- Exercise brief: Find the word "initial" in the records and copy every line where it occurs.

- Source data:
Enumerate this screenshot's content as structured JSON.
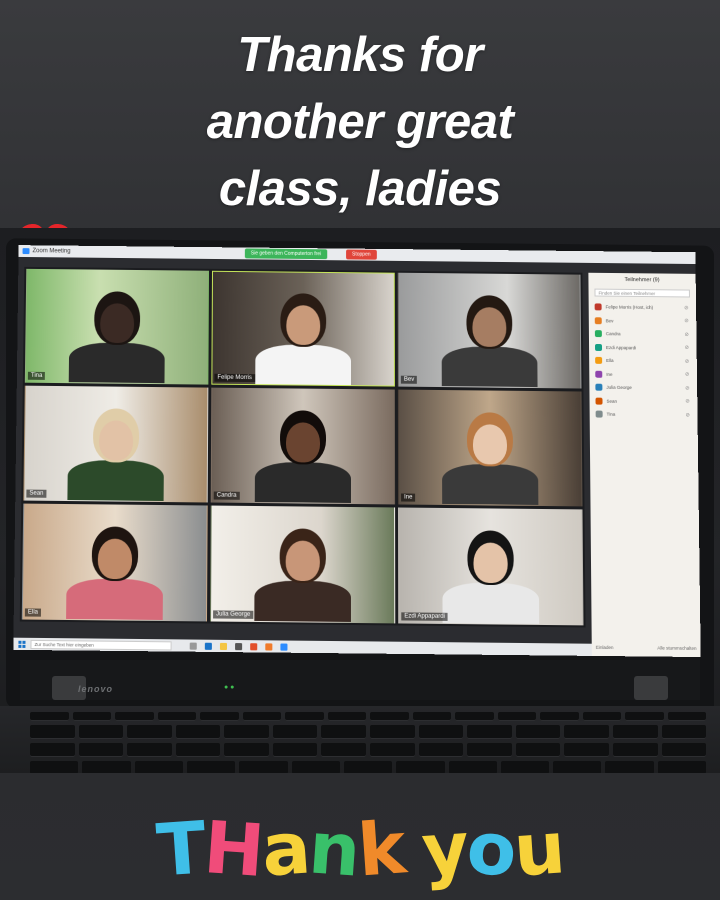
{
  "caption": {
    "line1": "Thanks for",
    "line2": "another great",
    "line3": "class, ladies",
    "emoji": "red-heart"
  },
  "zoom": {
    "window_title": "Zoom Meeting",
    "share_banner": "Sie geben den Computerton frei",
    "stop_label": "Stoppen",
    "participants_title": "Teilnehmer (9)",
    "search_placeholder": "Finden Sie einen Teilnehmer",
    "footer_left": "Einladen",
    "footer_right": "Alle stummschalten",
    "taskbar_search": "Zur Suche Text hier eingeben",
    "tiles": [
      {
        "name": "Tina",
        "active": false
      },
      {
        "name": "Felipe Morris",
        "active": true
      },
      {
        "name": "Bev",
        "active": false
      },
      {
        "name": "Sean",
        "active": false
      },
      {
        "name": "Candra",
        "active": false
      },
      {
        "name": "Ine",
        "active": false
      },
      {
        "name": "Ella",
        "active": false
      },
      {
        "name": "Julia George",
        "active": false
      },
      {
        "name": "Ezdi Appapardi",
        "active": false
      }
    ],
    "participants": [
      {
        "initial": "FM",
        "name": "Felipe Morris (Host, ich)",
        "color": "#c0392b"
      },
      {
        "initial": "B",
        "name": "Bev",
        "color": "#e67e22"
      },
      {
        "initial": "C",
        "name": "Candra",
        "color": "#27ae60"
      },
      {
        "initial": "EA",
        "name": "Ezdi Appapardi",
        "color": "#16a085"
      },
      {
        "initial": "E",
        "name": "Ella",
        "color": "#f39c12"
      },
      {
        "initial": "I",
        "name": "Ine",
        "color": "#8e44ad"
      },
      {
        "initial": "JG",
        "name": "Julia George",
        "color": "#2980b9"
      },
      {
        "initial": "S",
        "name": "Sean",
        "color": "#d35400"
      },
      {
        "initial": "T",
        "name": "Tina",
        "color": "#7f8c8d"
      }
    ]
  },
  "laptop": {
    "brand": "lenovo"
  },
  "sticker": {
    "letters": [
      "T",
      "H",
      "a",
      "n",
      "k",
      " ",
      "y",
      "o",
      "u"
    ],
    "colors": [
      "#3fbfe8",
      "#f04c7a",
      "#f7d23a",
      "#39c06a",
      "#f08a2a",
      "#ffffff",
      "#f7d23a",
      "#3fbfe8",
      "#f7d23a"
    ]
  }
}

- Solution:
        "initial": "FM",
        "initial": "B",
        "initial": "C",
        "initial": "EA",
        "initial": "E",
        "initial": "I",
        "initial": "JG",
        "initial": "S",
        "initial": "T",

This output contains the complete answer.